- [What is needed]: Reproduce all entries precisely, down to the last character.

[Excerpts from a dataset]

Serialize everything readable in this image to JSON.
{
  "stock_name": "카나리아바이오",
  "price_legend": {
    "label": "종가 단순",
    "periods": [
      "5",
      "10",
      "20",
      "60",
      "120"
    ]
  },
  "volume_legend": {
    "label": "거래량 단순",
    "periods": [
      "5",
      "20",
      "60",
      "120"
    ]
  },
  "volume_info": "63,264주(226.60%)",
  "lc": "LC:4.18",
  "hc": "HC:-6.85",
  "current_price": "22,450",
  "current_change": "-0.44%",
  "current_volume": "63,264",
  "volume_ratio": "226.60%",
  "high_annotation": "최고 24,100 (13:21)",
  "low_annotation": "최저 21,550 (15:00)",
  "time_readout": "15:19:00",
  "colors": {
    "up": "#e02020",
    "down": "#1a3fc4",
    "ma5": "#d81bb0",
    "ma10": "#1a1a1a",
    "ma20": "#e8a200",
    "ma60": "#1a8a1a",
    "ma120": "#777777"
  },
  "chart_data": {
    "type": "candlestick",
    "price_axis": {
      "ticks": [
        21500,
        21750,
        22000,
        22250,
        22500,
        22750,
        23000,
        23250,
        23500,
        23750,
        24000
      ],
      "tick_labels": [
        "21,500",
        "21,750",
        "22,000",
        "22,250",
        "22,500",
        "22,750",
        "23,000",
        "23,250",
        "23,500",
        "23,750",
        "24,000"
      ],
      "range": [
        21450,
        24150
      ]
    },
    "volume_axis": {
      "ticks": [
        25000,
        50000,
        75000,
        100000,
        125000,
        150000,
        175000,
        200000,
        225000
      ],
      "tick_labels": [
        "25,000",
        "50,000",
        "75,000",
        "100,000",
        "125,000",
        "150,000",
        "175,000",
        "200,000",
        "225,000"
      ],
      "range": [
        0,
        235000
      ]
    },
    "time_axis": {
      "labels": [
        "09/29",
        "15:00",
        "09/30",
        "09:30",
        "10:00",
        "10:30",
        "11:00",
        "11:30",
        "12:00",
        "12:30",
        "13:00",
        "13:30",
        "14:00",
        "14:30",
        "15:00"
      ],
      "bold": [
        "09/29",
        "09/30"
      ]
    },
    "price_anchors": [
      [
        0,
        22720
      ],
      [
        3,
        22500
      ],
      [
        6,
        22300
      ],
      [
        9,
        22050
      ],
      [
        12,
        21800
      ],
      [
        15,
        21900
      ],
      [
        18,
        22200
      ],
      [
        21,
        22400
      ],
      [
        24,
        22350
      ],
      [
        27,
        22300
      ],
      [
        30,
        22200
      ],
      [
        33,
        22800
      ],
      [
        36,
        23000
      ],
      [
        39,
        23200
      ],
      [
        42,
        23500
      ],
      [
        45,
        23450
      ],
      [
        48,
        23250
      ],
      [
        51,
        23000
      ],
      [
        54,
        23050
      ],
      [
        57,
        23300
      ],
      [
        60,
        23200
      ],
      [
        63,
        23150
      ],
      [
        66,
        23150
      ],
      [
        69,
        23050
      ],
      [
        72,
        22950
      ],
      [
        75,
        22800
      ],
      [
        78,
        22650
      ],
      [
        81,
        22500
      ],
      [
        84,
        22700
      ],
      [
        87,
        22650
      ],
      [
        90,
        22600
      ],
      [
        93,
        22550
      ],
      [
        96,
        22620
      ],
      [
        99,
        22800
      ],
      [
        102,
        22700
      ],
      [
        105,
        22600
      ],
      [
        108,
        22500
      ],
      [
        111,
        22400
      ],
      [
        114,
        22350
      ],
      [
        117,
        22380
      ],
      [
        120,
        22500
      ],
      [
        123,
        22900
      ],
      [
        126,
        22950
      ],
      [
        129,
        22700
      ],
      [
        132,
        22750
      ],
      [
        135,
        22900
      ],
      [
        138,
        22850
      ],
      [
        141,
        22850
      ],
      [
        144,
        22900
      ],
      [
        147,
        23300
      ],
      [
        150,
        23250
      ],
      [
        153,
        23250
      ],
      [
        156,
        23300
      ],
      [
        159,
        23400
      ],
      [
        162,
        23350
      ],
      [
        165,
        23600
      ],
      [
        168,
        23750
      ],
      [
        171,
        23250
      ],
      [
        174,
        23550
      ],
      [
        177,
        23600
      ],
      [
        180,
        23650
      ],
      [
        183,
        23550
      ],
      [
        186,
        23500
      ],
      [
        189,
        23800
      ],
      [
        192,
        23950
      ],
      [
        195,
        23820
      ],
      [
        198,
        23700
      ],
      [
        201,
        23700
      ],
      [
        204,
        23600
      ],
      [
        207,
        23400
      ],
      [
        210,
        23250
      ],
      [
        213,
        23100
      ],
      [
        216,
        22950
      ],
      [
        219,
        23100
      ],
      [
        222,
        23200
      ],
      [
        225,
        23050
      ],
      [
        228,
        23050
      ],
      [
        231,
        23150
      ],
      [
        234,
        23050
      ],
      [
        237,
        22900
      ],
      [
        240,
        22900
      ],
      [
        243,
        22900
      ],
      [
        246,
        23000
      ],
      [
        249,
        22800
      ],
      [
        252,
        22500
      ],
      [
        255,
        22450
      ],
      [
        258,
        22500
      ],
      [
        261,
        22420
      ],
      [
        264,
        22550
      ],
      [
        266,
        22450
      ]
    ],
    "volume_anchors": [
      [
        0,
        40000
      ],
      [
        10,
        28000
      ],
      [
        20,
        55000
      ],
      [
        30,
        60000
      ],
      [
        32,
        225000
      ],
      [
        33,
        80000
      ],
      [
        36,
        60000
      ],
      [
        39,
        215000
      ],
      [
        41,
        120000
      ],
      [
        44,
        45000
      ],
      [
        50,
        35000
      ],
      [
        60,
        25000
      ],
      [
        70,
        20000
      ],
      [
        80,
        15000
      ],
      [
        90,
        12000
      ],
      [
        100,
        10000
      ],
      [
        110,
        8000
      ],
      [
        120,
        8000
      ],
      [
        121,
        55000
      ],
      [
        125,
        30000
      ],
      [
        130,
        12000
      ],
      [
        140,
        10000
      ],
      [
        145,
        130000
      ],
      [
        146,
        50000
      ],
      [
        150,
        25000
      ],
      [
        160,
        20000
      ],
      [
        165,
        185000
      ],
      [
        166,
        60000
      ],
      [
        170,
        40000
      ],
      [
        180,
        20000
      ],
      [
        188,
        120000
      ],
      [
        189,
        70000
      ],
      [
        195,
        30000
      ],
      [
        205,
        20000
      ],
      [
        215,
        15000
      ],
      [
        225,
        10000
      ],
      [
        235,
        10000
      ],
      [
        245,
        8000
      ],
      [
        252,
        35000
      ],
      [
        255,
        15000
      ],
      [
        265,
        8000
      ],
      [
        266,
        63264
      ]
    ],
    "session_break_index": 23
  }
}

- [Exercise output]:
Serialize everything readable in this image to JSON.
{
  "stock_name": "카나리아바이오",
  "price_legend": {
    "label": "종가 단순",
    "periods": [
      "5",
      "10",
      "20",
      "60",
      "120"
    ]
  },
  "volume_legend": {
    "label": "거래량 단순",
    "periods": [
      "5",
      "20",
      "60",
      "120"
    ]
  },
  "volume_info": "63,264주(226.60%)",
  "lc": "LC:4.18",
  "hc": "HC:-6.85",
  "current_price": "22,450",
  "current_change": "-0.44%",
  "current_volume": "63,264",
  "volume_ratio": "226.60%",
  "high_annotation": "최고 24,100 (13:21)",
  "low_annotation": "최저 21,550 (15:00)",
  "time_readout": "15:19:00",
  "colors": {
    "up": "#e02020",
    "down": "#1a3fc4",
    "ma5": "#d81bb0",
    "ma10": "#1a1a1a",
    "ma20": "#e8a200",
    "ma60": "#1a8a1a",
    "ma120": "#777777"
  },
  "chart_data": {
    "type": "candlestick",
    "price_axis": {
      "ticks": [
        21500,
        21750,
        22000,
        22250,
        22500,
        22750,
        23000,
        23250,
        23500,
        23750,
        24000
      ],
      "tick_labels": [
        "21,500",
        "21,750",
        "22,000",
        "22,250",
        "22,500",
        "22,750",
        "23,000",
        "23,250",
        "23,500",
        "23,750",
        "24,000"
      ],
      "range": [
        21450,
        24150
      ]
    },
    "volume_axis": {
      "ticks": [
        25000,
        50000,
        75000,
        100000,
        125000,
        150000,
        175000,
        200000,
        225000
      ],
      "tick_labels": [
        "25,000",
        "50,000",
        "75,000",
        "100,000",
        "125,000",
        "150,000",
        "175,000",
        "200,000",
        "225,000"
      ],
      "range": [
        0,
        235000
      ]
    },
    "time_axis": {
      "labels": [
        "09/29",
        "15:00",
        "09/30",
        "09:30",
        "10:00",
        "10:30",
        "11:00",
        "11:30",
        "12:00",
        "12:30",
        "13:00",
        "13:30",
        "14:00",
        "14:30",
        "15:00"
      ],
      "bold": [
        "09/29",
        "09/30"
      ]
    },
    "price_anchors": [
      [
        0,
        22720
      ],
      [
        3,
        22500
      ],
      [
        6,
        22300
      ],
      [
        9,
        22050
      ],
      [
        12,
        21800
      ],
      [
        15,
        21900
      ],
      [
        18,
        22200
      ],
      [
        21,
        22400
      ],
      [
        24,
        22350
      ],
      [
        27,
        22300
      ],
      [
        30,
        22200
      ],
      [
        33,
        22800
      ],
      [
        36,
        23000
      ],
      [
        39,
        23200
      ],
      [
        42,
        23500
      ],
      [
        45,
        23450
      ],
      [
        48,
        23250
      ],
      [
        51,
        23000
      ],
      [
        54,
        23050
      ],
      [
        57,
        23300
      ],
      [
        60,
        23200
      ],
      [
        63,
        23150
      ],
      [
        66,
        23150
      ],
      [
        69,
        23050
      ],
      [
        72,
        22950
      ],
      [
        75,
        22800
      ],
      [
        78,
        22650
      ],
      [
        81,
        22500
      ],
      [
        84,
        22700
      ],
      [
        87,
        22650
      ],
      [
        90,
        22600
      ],
      [
        93,
        22550
      ],
      [
        96,
        22620
      ],
      [
        99,
        22800
      ],
      [
        102,
        22700
      ],
      [
        105,
        22600
      ],
      [
        108,
        22500
      ],
      [
        111,
        22400
      ],
      [
        114,
        22350
      ],
      [
        117,
        22380
      ],
      [
        120,
        22500
      ],
      [
        123,
        22900
      ],
      [
        126,
        22950
      ],
      [
        129,
        22700
      ],
      [
        132,
        22750
      ],
      [
        135,
        22900
      ],
      [
        138,
        22850
      ],
      [
        141,
        22850
      ],
      [
        144,
        22900
      ],
      [
        147,
        23300
      ],
      [
        150,
        23250
      ],
      [
        153,
        23250
      ],
      [
        156,
        23300
      ],
      [
        159,
        23400
      ],
      [
        162,
        23350
      ],
      [
        165,
        23600
      ],
      [
        168,
        23750
      ],
      [
        171,
        23250
      ],
      [
        174,
        23550
      ],
      [
        177,
        23600
      ],
      [
        180,
        23650
      ],
      [
        183,
        23550
      ],
      [
        186,
        23500
      ],
      [
        189,
        23800
      ],
      [
        192,
        23950
      ],
      [
        195,
        23820
      ],
      [
        198,
        23700
      ],
      [
        201,
        23700
      ],
      [
        204,
        23600
      ],
      [
        207,
        23400
      ],
      [
        210,
        23250
      ],
      [
        213,
        23100
      ],
      [
        216,
        22950
      ],
      [
        219,
        23100
      ],
      [
        222,
        23200
      ],
      [
        225,
        23050
      ],
      [
        228,
        23050
      ],
      [
        231,
        23150
      ],
      [
        234,
        23050
      ],
      [
        237,
        22900
      ],
      [
        240,
        22900
      ],
      [
        243,
        22900
      ],
      [
        246,
        23000
      ],
      [
        249,
        22800
      ],
      [
        252,
        22500
      ],
      [
        255,
        22450
      ],
      [
        258,
        22500
      ],
      [
        261,
        22420
      ],
      [
        264,
        22550
      ],
      [
        266,
        22450
      ]
    ],
    "volume_anchors": [
      [
        0,
        40000
      ],
      [
        10,
        28000
      ],
      [
        20,
        55000
      ],
      [
        30,
        60000
      ],
      [
        32,
        225000
      ],
      [
        33,
        80000
      ],
      [
        36,
        60000
      ],
      [
        39,
        215000
      ],
      [
        41,
        120000
      ],
      [
        44,
        45000
      ],
      [
        50,
        35000
      ],
      [
        60,
        25000
      ],
      [
        70,
        20000
      ],
      [
        80,
        15000
      ],
      [
        90,
        12000
      ],
      [
        100,
        10000
      ],
      [
        110,
        8000
      ],
      [
        120,
        8000
      ],
      [
        121,
        55000
      ],
      [
        125,
        30000
      ],
      [
        130,
        12000
      ],
      [
        140,
        10000
      ],
      [
        145,
        130000
      ],
      [
        146,
        50000
      ],
      [
        150,
        25000
      ],
      [
        160,
        20000
      ],
      [
        165,
        185000
      ],
      [
        166,
        60000
      ],
      [
        170,
        40000
      ],
      [
        180,
        20000
      ],
      [
        188,
        120000
      ],
      [
        189,
        70000
      ],
      [
        195,
        30000
      ],
      [
        205,
        20000
      ],
      [
        215,
        15000
      ],
      [
        225,
        10000
      ],
      [
        235,
        10000
      ],
      [
        245,
        8000
      ],
      [
        252,
        35000
      ],
      [
        255,
        15000
      ],
      [
        265,
        8000
      ],
      [
        266,
        63264
      ]
    ],
    "session_break_index": 23
  }
}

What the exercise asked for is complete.